Rip-offs. In the realm of the psychotronic, we love them and loathe them in equal measure. There are those strange and rare moments where the rip-off not only beats the original to the theatres, it out-grosses its rival and turns out to be better, to boot, as was the case with Death Race 2000 triumphing over Rollerball. At the other end of the scale, there are the innumerable “mockbusters” pumped out by The Asylum (Death Racers, The Day the Earth Stopped, Transmorphers, Snakes on a Train, and so on), which actually manage to degrade the term “rip-off” (though I have to say, the climax of Snakes on a Train, where a giant snake eats a train, remains one of the most unusual sights I’ve encountered in the last few years).
Back in the 70s, a little something called Jaws inspired innumerable imitators. Most were execrable. One, Piranha, actually managed to become its own wonderfully oddball work, thanks to the warped sense of humour of Joe Dante, John Sayles, et al. But today, let’s consider a far lesser work: the 1977 Italian exercise in cheese known as Tentacles (released a while back as a double-bill with Empire of the Ants as part of the MGM Midnite Movie series).
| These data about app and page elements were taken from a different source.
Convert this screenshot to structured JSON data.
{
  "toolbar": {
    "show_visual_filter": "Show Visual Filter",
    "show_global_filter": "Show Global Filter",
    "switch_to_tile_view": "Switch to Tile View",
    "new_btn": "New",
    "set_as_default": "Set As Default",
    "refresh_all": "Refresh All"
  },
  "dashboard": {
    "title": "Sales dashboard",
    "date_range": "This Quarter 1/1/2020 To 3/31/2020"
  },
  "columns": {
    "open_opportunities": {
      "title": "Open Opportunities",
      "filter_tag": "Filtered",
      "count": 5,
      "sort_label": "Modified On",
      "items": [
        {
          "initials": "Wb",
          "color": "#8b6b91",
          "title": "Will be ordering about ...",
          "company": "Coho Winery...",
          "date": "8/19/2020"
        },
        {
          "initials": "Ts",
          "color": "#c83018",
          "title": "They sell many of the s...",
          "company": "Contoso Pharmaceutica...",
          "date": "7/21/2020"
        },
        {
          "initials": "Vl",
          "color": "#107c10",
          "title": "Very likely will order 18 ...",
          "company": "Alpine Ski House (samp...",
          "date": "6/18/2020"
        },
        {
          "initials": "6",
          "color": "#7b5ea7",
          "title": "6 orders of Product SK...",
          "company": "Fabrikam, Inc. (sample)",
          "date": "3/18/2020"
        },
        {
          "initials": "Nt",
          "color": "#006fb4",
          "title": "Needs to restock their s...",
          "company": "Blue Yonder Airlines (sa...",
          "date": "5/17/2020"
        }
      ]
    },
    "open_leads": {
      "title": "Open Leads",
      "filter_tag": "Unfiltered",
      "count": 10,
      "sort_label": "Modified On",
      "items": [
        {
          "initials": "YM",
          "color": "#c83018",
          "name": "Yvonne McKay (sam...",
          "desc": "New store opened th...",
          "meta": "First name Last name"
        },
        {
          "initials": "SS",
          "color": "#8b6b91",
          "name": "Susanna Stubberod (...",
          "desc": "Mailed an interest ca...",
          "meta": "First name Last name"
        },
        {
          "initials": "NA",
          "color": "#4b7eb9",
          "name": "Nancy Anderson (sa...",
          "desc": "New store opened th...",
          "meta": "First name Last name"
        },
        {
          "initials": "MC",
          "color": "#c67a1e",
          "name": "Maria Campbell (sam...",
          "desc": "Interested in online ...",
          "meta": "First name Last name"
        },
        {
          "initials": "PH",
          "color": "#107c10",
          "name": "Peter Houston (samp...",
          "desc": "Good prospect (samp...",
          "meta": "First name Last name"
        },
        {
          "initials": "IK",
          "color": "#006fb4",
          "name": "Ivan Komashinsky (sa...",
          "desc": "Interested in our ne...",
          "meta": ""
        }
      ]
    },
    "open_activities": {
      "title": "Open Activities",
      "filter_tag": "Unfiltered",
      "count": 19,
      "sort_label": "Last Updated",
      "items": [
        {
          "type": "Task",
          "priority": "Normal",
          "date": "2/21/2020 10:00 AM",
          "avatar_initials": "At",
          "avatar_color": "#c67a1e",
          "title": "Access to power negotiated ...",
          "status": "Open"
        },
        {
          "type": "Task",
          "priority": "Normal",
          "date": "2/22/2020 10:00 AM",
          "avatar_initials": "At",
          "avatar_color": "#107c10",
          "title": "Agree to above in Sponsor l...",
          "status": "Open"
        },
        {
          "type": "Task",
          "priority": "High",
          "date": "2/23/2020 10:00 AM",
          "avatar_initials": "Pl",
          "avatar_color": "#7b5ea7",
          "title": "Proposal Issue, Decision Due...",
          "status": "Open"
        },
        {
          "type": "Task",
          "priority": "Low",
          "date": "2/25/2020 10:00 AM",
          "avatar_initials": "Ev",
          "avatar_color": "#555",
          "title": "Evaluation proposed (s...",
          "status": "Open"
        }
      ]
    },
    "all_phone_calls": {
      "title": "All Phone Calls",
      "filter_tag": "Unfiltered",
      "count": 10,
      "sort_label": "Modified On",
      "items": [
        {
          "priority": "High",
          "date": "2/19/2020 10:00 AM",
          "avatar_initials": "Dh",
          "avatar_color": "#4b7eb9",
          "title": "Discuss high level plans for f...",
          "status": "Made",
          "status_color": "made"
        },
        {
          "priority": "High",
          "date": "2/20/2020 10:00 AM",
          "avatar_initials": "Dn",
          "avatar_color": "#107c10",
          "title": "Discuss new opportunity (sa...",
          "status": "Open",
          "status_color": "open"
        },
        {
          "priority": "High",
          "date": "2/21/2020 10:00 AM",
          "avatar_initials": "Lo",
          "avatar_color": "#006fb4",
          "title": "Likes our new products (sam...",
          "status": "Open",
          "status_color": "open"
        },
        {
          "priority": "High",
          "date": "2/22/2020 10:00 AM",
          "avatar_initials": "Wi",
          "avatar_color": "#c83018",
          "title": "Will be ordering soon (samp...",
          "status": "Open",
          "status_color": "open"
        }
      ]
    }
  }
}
Jaws has its big name cast in Roy Scheider, Robert Shaw and Richard Dreyfuss. Tentacles has its own in the form of the slumming John Huston, Shelley Winters, Bo Hopkins and Henry Fonda. Jaws has its memorable John Williams score. Tentacles has a wonderfully ominous (in a completely inane way) synthetic harpsichord riff by Stelvio Cipriani. In Jaws, the mayor won’t close the beaches. In Tentacles, nobody even thinks of postponing a regatta even after upwards of a half-dozen corpses turn up.
Let me back up a bit and give you the rest of the set-up. A monstrous octopus has been awakened and ticked off by underwater signals whose frequency exceeds the legal limit (if you’re already confused, so am I). These signals are part of the blasting process of digging an underwater tunnel (from where to where and what the hell for never being explained). First a baby, the a peg-legged old salt are dragged to their deaths, and the culprit is eventually deduced by Hopkins, a marine biologist who is apparently in direct, spoken communication with a pair of killer whales (take that, Matt Hooper!). John Huston is the newspaper reporter who links the deaths to the tunnel construction, Shelley Winters is his sister (!) whose young son (!!) is taking part in the regatta, and Henry Fonda is the president of the company who doesn’t know what his underlings are up to. Once Hopkins’ wife is munched by the octopus (in a wonderfully cracked scene where it crushes a large coast guard ship), and the regatta is decimated (an even more over-the-top scene, complete with bizarre freeze-frames), everybody but Hopkins vanishes from the plot forever so that the film might steal Jaws’ second half. So now we have the hunt for the critter, only it won’t be fought with harpoons, but with killer whales.
Yes, you read that correctly.
The music is ridiculous, the cinematography inept, and the special effects are “special” in the derogatory sense. In other words, the film is pure gold. I first saw it on TV when I was ten years old, and thought it was a truly compelling experience. Watching it again recently, I was not moved to change my evaluation. Though I was forced to redefine the word “compelling.”
For your consideration, then, a rip-off that is exactly as bad as one would expect of such things. But it is also bad in a way that lifts it beyond the realms of the terminally mediocre, and into the stratosphere of the films that entertain for all the wrong reasons. A film that is red meat for the trash connoisseur.